Hawaiian waterbirds live in coastal plain wetland ecosystems ranging from managed Indigenous agricultural lands, to alkaline ponds. Our waterbirds face many threats, including habitat loss and degradation, predation by invasive species, disease, and threats from climate change. Four of our native waterbirds are federally listed as endangered. To protect waterbirds, we conduct research through varied Hawaiian wetland habitats and use these observations to recommend land management strategies to enhance native waterbird populations. Meet our waterbirds below.
Himantopus mexicanus knudseni
Ae'o (Hawaiian Stilt) inhabit wetlands across all of the major Hawaiian Islands, with the exception of Kaho‘olawe.

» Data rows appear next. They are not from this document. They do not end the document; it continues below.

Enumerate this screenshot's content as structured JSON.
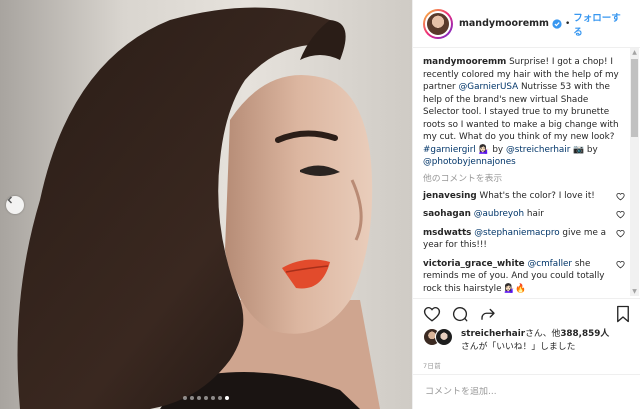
{
  "post": {
    "username": "mandymooremm",
    "follow_label": "フォローする",
    "separator": "•",
    "caption": {
      "user": "mandymooremm",
      "part1": "Surprise! I got a chop! I recently colored my hair with the help of my partner ",
      "mention1": "@GarnierUSA",
      "part2": " Nutrisse 53 with the help of the brand's new virtual Shade Selector tool. I stayed true to my brunette roots so I wanted to make a big change with my cut. What do you think of my new look? ",
      "hashtag": "#garniergirl",
      "part3": " 💁🏻‍♀️ by ",
      "mention2": "@streicherhair",
      "part4": " 📷 by ",
      "mention3": "@photobyjennajones"
    },
    "more_comments_label": "他のコメントを表示",
    "comments": [
      {
        "user": "jenavesing",
        "mention": "",
        "text": "What's the color? I love it!"
      },
      {
        "user": "saohagan",
        "mention": "@aubreyoh",
        "text": " hair"
      },
      {
        "user": "msdwatts",
        "mention": "@stephaniemacpro",
        "text": " give me a year for this!!!"
      },
      {
        "user": "victoria_grace_white",
        "mention": "@cmfaller",
        "text": " she reminds me of you. And you could totally rock this hairstyle 💁🏻‍♀️🔥"
      }
    ],
    "likes": {
      "user": "streicherhair",
      "text1": "さん、他",
      "count": "388,859人",
      "text2": "さんが「いいね！」しました"
    },
    "time": "7日前",
    "add_comment_placeholder": "コメントを追加...",
    "carousel": {
      "count": 7,
      "active_index": 6
    },
    "colors": {
      "link": "#003569",
      "follow": "#3897f0",
      "muted": "#999999",
      "verified": "#3897f0"
    },
    "icons": [
      "chevron-left-icon",
      "verified-badge-icon",
      "heart-icon",
      "comment-icon",
      "share-icon",
      "bookmark-icon"
    ]
  }
}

Ae‘o are a slender wading bird that grow up to 15 inches in length. They have a black and white forehead and a white underside; females typically have a bit of brown on their backs while males are glossy black. They have very long pink legs and a long black bill. Ae'o are commonly found in shallow marshes and mudflats, but may frequent large fields, drainage ditches, and shorelines. They lay 3-4 eggs, and ae'o chicks can feed themselves hours after hatching. Federally listed as endangered. State recognized as native.
'Alae ke'o ke'o (Hawaiian Coot) are found on all main Hawaiian Islands, except for Kaho‘olawe. Adult males and females have a black head, a slate gray body with white undertail feathers, and a prominent white frontal shield and bill. Their feet are lobed rather than webbed and are greenish-gray. This species is somewhat gregarious and uses freshwater and brackish wetlands, including agricultural (e.g., taro fields) wetlands and aquaculture ponds. Nesting occurs year round, but most activity occurs between March and September. Federally listed as endangered. Endemic to Hawai'i.

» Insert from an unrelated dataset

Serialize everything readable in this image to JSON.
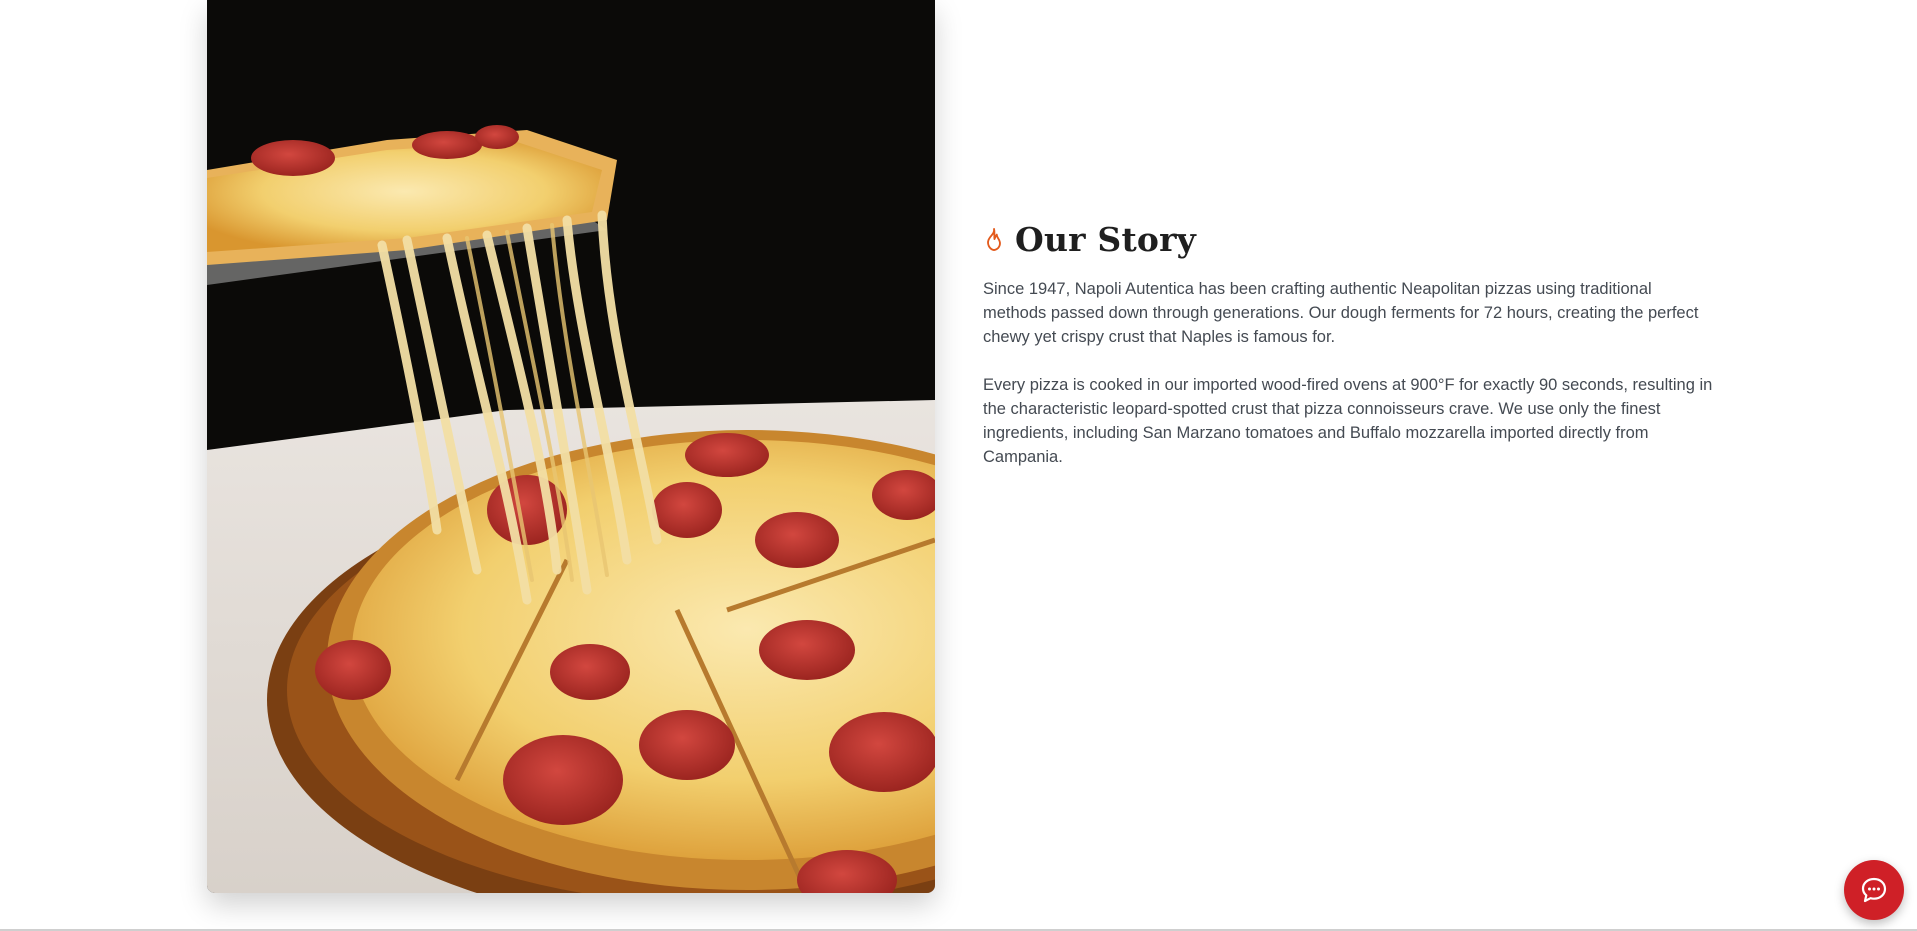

'Alae 'ula (Hawaiian Gallinule) are found on the islands of O'ahu and Kaua'i. Adult males and females are black above and dark slate blue below, with a white stripe on their flanks, and a prominent red shield over their red and yellow bill. Their feet are lobed rather than webbed, and males are larger than females. They use a variety of freshwater habitats and can be somewhat secretive, although they are often seen swimming across open water. 'Alae 'ula lay five to six eggs. Federally listed as endangered. State recognized as native.
Koloa maoli are distributed across the main Hawaiian islands excluding Lanai. Koloa maoli (Hawaiian Duck) are similar to the mallard duck and have been known to hybridize with the domestic mallard, native populations are decreasing as hybridization increases. Koloa Maoli are non-migratory. Males and females are generally a mottled brown, similar to a female mallard, with orange legs. The adult male has a darker head and neck feathers with an olive green bill, while the females have a dull orange or grey bill. Federally recognized as endangered. Endemic to Hawai'i.